═══ Records to process

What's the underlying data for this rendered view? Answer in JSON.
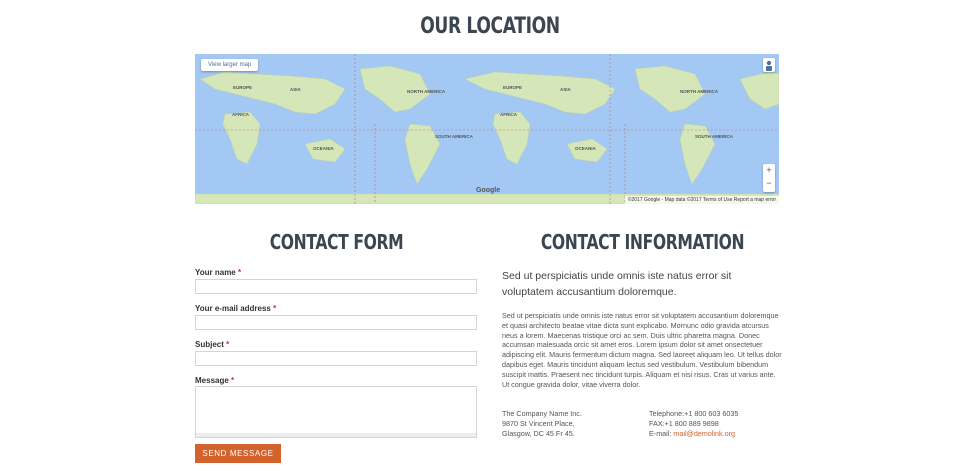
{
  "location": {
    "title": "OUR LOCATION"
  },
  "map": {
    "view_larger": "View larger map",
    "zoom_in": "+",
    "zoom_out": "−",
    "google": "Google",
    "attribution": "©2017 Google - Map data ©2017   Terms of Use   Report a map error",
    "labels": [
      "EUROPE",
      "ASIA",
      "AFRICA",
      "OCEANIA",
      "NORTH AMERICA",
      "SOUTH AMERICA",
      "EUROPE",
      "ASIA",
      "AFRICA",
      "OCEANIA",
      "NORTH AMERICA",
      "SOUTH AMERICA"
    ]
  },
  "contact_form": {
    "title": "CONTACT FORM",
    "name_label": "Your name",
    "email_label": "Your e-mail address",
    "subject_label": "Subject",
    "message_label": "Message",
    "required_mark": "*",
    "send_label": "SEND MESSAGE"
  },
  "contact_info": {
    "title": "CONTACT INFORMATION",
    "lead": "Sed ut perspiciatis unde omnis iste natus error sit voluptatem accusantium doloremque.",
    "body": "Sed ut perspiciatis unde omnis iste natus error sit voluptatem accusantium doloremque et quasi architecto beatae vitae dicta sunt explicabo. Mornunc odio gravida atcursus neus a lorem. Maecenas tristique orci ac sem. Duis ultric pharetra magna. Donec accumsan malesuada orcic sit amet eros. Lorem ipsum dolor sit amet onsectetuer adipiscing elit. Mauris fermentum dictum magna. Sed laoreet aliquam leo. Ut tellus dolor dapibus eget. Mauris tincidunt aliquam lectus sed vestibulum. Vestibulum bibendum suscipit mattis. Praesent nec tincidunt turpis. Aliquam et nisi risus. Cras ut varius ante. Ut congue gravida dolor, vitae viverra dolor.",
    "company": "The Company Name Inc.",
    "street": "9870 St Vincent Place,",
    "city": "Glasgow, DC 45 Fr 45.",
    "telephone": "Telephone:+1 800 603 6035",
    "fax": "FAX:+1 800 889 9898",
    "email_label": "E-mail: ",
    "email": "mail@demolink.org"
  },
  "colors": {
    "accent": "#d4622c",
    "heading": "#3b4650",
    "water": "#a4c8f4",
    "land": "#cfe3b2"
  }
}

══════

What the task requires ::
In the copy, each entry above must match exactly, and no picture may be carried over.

Output of the task ::
What's the underlying data for this rendered view? Answer in JSON.
{
  "location": {
    "title": "OUR LOCATION"
  },
  "map": {
    "view_larger": "View larger map",
    "zoom_in": "+",
    "zoom_out": "−",
    "google": "Google",
    "attribution": "©2017 Google - Map data ©2017   Terms of Use   Report a map error",
    "labels": [
      "EUROPE",
      "ASIA",
      "AFRICA",
      "OCEANIA",
      "NORTH AMERICA",
      "SOUTH AMERICA",
      "EUROPE",
      "ASIA",
      "AFRICA",
      "OCEANIA",
      "NORTH AMERICA",
      "SOUTH AMERICA"
    ]
  },
  "contact_form": {
    "title": "CONTACT FORM",
    "name_label": "Your name",
    "email_label": "Your e-mail address",
    "subject_label": "Subject",
    "message_label": "Message",
    "required_mark": "*",
    "send_label": "SEND MESSAGE"
  },
  "contact_info": {
    "title": "CONTACT INFORMATION",
    "lead": "Sed ut perspiciatis unde omnis iste natus error sit voluptatem accusantium doloremque.",
    "body": "Sed ut perspiciatis unde omnis iste natus error sit voluptatem accusantium doloremque et quasi architecto beatae vitae dicta sunt explicabo. Mornunc odio gravida atcursus neus a lorem. Maecenas tristique orci ac sem. Duis ultric pharetra magna. Donec accumsan malesuada orcic sit amet eros. Lorem ipsum dolor sit amet onsectetuer adipiscing elit. Mauris fermentum dictum magna. Sed laoreet aliquam leo. Ut tellus dolor dapibus eget. Mauris tincidunt aliquam lectus sed vestibulum. Vestibulum bibendum suscipit mattis. Praesent nec tincidunt turpis. Aliquam et nisi risus. Cras ut varius ante. Ut congue gravida dolor, vitae viverra dolor.",
    "company": "The Company Name Inc.",
    "street": "9870 St Vincent Place,",
    "city": "Glasgow, DC 45 Fr 45.",
    "telephone": "Telephone:+1 800 603 6035",
    "fax": "FAX:+1 800 889 9898",
    "email_label": "E-mail: ",
    "email": "mail@demolink.org"
  },
  "colors": {
    "accent": "#d4622c",
    "heading": "#3b4650",
    "water": "#a4c8f4",
    "land": "#cfe3b2"
  }
}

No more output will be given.